- _To do_
Only the lines holding "this" are wanted. Copy every one from the records below.
=== Begin Enclosure ===
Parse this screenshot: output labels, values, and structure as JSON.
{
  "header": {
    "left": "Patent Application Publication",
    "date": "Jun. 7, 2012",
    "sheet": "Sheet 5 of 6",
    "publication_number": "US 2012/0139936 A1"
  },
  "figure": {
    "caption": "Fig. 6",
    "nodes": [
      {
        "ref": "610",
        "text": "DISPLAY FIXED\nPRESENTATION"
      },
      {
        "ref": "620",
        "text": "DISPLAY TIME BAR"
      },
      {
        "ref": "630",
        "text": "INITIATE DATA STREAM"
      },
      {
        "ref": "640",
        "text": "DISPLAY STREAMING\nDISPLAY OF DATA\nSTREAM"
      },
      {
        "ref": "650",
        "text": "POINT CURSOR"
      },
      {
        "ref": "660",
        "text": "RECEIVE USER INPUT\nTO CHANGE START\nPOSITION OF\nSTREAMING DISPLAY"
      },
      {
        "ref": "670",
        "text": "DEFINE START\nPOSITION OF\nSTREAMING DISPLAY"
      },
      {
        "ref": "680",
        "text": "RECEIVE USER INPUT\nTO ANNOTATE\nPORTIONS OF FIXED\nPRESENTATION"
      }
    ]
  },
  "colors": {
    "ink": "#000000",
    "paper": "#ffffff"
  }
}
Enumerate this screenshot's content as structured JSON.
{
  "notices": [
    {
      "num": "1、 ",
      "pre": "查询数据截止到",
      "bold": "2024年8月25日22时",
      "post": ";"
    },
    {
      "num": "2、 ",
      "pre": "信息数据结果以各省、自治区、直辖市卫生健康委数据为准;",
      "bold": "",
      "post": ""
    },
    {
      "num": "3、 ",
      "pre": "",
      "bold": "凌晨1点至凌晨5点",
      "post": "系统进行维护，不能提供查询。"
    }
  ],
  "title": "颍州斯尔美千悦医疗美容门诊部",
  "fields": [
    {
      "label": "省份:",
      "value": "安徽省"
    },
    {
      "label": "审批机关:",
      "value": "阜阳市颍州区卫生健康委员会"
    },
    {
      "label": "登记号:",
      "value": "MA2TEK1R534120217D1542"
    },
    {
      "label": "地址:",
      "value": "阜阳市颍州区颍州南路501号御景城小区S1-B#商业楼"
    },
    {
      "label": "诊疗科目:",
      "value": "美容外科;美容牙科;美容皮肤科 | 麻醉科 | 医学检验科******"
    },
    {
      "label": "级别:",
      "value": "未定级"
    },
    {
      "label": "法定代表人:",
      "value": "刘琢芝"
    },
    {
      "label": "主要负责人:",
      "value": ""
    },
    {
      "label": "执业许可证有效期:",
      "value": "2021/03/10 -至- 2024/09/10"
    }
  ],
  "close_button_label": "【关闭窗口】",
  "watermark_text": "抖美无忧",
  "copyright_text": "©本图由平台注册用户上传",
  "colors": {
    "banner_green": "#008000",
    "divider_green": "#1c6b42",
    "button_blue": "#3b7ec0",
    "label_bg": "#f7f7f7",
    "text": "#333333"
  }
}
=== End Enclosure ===
- _Exercise answer_
Parse this screenshot: output labels, values, and structure as JSON.
Enumerate this screenshot's content as structured JSON.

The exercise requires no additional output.